Wednesday, March 23, 2011
Farewell to the “last star”
When I woke up this morning, I looked over Two Dogs’s shoulder and saw the television on. Two Dogs had woken up early and turned it on, but had come back to bed. I listened, and the commentators were speaking about Elizabeth Taylor.
I froze in shock. There is only one reason why news commentators talk about old-time movie stars at the top of the hour. I listened and watched the screen even though it was blurry through my astigmatic eyes. I didn’t want to put on my glasses and read the words on the screen. I knew what those words would be.
Even hours later, it is still hard to believe. I am not ready to live in a world without Elizabeth Taylor. Even though she was seventy-nine, an age which is near the average American lifespan – and more years than she may have expected given her epic struggles with health – this is more than the death of a movie star. It is the breakage of one of the last strong threads between now and Hollywood’s Golden Age.
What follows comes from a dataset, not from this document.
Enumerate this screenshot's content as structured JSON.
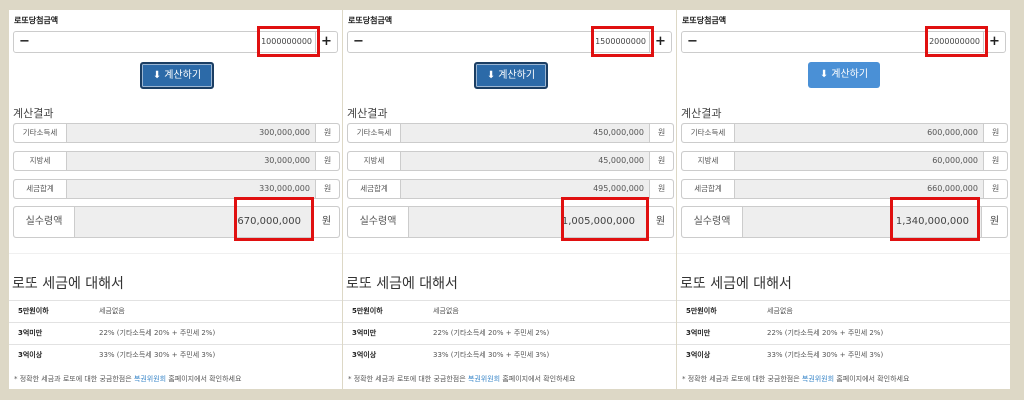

Ms. Taylor was a role model for me growing up, even though I had missed her heyday of the 1950s and 1960s. Reading her biographies took me away from my surroundings of unpopularity and financial struggle and into a world of glamour, beauty, fantastic wealth, and never having to worry about finding love. Back then, I thought it was fabulous to have been married so many times.
Now, multiple marriages don’t sound so “cool” to me (especially when there’s no loving spouse to be there at the end). Ms. Taylor’s life was filled with physical suffering, weight problems, addictions, and furious public disapproval as well as diamonds, gowns, and worldwide fame. Perhaps the modest joys are the best ones.
I have seen a few of Ms. Taylor’s films, some not too long ago – The Sandpiper, The VIPs, Who’s Afraid of Virginia Woolf? No doubt, I will be renting more from Netflix soon – perhaps I’ll even muster the courage to take on the four-hour-plus Cleopatra.
Take some time to think about what Elizabeth Taylor means to you – and remember a time when even great scandal didn’t eclipse great beauty and mystique. (You never opened a fan magazine and saw a photo of Ms. Taylor going to the supermarket!)